TAITA, KENYA: In Kishushe, Taita Taveta County, there is valley which never runs out of grass.
During the rainy season, it turns into a river and during the dry season it eases the pain of pastoralists from areas as far as Kajiado and Tanzania.
This has turned into a business opportunity where a local group is minting money through harvesting the grass during the rainy season.
The 20 members of Kishushe Cooperative Ranch now harvest about 3,600 bales of the naturally growing grass from the area spanning 120 acres twice every year during the rainy seasons.
The group started harvesting the grass manually in 2015.
Oliver Mwadime, the chair of the group says that the members would also do the baling manually which had its own challenges and it would take a lot of time and the bales were not uniform.
But assured of a market both in Voi and outside the county, the members had to up their game as well as earn.
"When it is dry, there are no economic activities here and we decided that we shall earn from this grass which grows freely and ends up wasted," says Mwadime.
At Sh5,000, the group 'leased' the field and decided to invest their time when time for harvesting comes.
Mwadime says, "During harvest, we camp here days and night working because we cannot go back to the homes and come back as it is far."
The group's treasurer Flora January explains that harvesting seasons are very tempting as they have to sleep in the valley.
"We carry basic needs and have to survive here as brothers and sisters as we collect the grass that has been baled," says January.
With motorized baler, the group members work during the day and rest at night. But Flora says grass harvesting is not made smooth just because there is a baler. While the baler does about 400 bales per day, it is prone to breakdown which forces the group to wait until it is fixed.

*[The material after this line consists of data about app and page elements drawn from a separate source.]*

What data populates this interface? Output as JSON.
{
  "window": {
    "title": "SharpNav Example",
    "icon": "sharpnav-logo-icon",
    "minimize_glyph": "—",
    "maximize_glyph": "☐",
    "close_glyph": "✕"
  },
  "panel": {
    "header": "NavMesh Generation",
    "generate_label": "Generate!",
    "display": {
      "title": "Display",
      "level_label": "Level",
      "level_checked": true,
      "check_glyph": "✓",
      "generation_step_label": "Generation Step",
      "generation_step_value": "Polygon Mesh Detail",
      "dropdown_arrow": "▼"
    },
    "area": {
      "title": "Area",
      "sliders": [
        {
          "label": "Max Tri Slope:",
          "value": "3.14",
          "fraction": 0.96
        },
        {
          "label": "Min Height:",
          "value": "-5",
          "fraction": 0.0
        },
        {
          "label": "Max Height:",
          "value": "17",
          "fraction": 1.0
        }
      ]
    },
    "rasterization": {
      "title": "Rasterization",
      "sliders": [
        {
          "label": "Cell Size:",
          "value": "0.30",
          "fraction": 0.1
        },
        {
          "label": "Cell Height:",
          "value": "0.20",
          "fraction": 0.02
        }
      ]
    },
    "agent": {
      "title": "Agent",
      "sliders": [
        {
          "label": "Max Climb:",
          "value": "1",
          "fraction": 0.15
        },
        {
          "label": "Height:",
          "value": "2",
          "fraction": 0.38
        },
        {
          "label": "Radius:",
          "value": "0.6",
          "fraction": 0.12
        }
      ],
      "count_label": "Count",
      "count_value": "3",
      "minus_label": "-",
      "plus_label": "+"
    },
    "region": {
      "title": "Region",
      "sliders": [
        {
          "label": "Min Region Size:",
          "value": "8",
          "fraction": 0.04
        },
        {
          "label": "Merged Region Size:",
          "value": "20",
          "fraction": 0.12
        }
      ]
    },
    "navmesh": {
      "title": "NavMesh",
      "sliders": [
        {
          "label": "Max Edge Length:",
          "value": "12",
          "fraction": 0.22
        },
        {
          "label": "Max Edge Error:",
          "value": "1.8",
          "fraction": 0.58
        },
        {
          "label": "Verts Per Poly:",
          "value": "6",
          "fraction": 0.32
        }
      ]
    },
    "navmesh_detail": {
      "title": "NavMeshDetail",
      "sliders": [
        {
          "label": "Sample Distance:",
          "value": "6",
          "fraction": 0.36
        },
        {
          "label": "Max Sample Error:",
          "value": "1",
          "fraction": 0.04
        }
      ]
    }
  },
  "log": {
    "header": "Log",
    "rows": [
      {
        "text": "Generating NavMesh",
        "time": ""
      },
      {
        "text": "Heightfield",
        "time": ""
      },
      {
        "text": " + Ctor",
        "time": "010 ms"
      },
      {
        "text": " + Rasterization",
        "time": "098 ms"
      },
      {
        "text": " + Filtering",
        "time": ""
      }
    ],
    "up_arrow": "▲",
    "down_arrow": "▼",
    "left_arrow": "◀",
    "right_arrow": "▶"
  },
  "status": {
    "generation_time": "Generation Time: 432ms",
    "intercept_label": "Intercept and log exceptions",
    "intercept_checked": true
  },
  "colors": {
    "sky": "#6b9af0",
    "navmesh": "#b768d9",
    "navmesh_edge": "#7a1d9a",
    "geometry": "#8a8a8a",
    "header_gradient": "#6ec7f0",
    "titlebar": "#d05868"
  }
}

After harvesting, those who buy grass directly from the field pay Sh200 while those who buy it from the hay barn, situated near Kishushe shopping centre pay Sh250 to offset the transport costs incurred by the group.
The hay barn was contracted to help in storage of the grass by funds granted to the group through the Kenya Agricultural Value Chain Enterprises (KAVES) and has the ability to store about 4,000 bales of grass.
However, Mwadime says that despite the fact that they have a barn for storage, they still lose a number of bales to termites before they are transported to the barn.
Yet that is not all among the challenges they face. During the harvesting season in the wild, it is common to meet wild animals like snakes, buffaloes or even elephants at times bearing in mind the the Tsavo is not far from the valley.
January says, "We use our bare hands and the fact that we have to live here throughout also makes it difficult at times but this is where we earn our daily lives so we can never give up."
Most intriguing is that the valley does not dry up even in the driest of seasons allowing pastoralists and wild animals to graze in the field.
One farmer, Jimson Kambale, up in the hills of Taita who buys grass from Kishushe says it is reprieve for him as constant supply of grass is key to dairy keeping.
"Between the months of June and November when it is dry we get grass from Kishushe and that has enabled me get at least 60 litres of milk each day even with the biting drought," Kambale says.
Dedus Mwamburi, a senior dairy specialist with KAVES says that increasing the productivity of farmers is hampered greatly by lack of fodder.
"We deliberately purposed to increase acreage under fodder and we have emphasized fodder production in counties when we have ranches and here in Kishushe we see grass is growing naturally," says Mwamburi.